“In certain aspects, it provided a way for smaller tribal groups to survive in a very difficult and violent time,” said Kincheloe, who grew up in Richmond and graduated from the University of Richmond. “In other ways, it was a very difficult time for Indian people because of the way their traditional cultures came under assault and because of the way their children were used at the Indian school.”
However, the bottom line is this: It’s history. For good or ill. You don’t necessarily have to like the story, but you ought to know it, complicated as it is.
And the people of Brunswick have gone to a lot of effort to preserve this place.
Kincheloe said in a phone interview he considers the fort “an uncut gem of history” that many people remain unaware of.
Fort Christanna existed only a few years. The British ended their support for the fort and abandoned it.
Indians likely used it for a while, but by 1728 it was reported to be deserted. No remnants of the fort are visible.
Archaeological work has determined the exact site of the fort, and the outline of the fort — the five palisade walls each a football field in length — is marked by a gravel walking path. Interpretive signs tell the story along the way.
Last week I drove to the fort site — a mile down an unpaved road off the main highway — and walked the length of the fort’s perimeter with a group of local residents, including Nancy Avery, Gay Neale and Neblett, all members of the Fort Christanna site development committee.
We went from corner to corner, where bastions once stood, on the path that today is a walk through the woods. Trees block the view to the nearby Meherrin, but downhill trails lead to the river.

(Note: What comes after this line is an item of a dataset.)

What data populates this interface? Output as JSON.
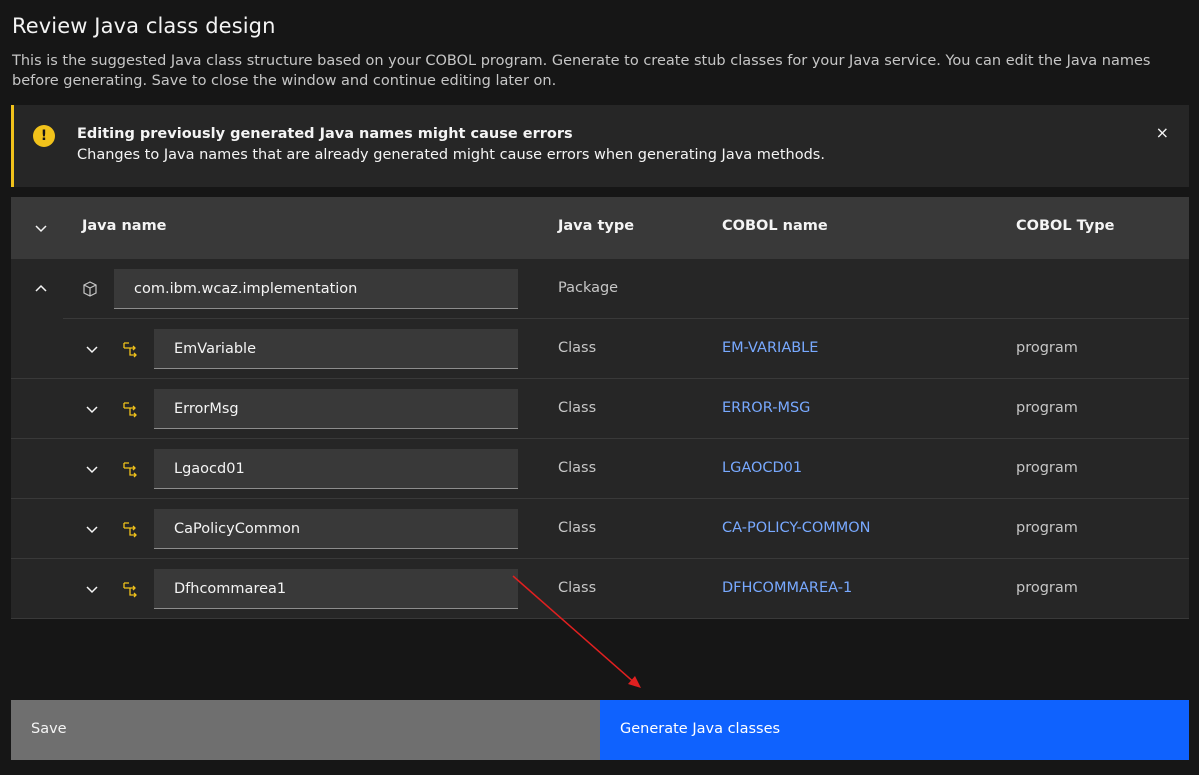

“The river is perfectly beautiful, absolutely pristine,” said Neblett, chairman of the committee. “It probably looks right now just the way it did 300 years ago.”
Besides the walkway and signs, the site features an outdoor classroom of concrete seats made to look like upright logs.
The cannon, though on a newer stone pedestal, is still there.
Fort Christanna is on the Civil Rights in Education Heritage Trail and also is a stop on the Virginia Birding and Wildlife Trail.
Future development could include recreational trails, greater access to the river and more educational programs.
“The potential for this place is overwhelming,” Avery said.
One missing piece to the story of Fort Christanna is the exact location of the nearby Indian town where the Saponie tribes lived.
Kincheloe said at least two archaeologists are interested in pursuing a project that would pinpoint the location of the town, which could unearth artifacts and something more.
“Because the story of Christanna has been told largely from an English point of view, it’s been difficult to get the full significance of the fort,” said Kincheloe, who recently completed a manuscript about the Indian people at Christanna. “Many of us are looking forward to a time when we can excavate the site … so we can tell the side of the story from the Indian people.”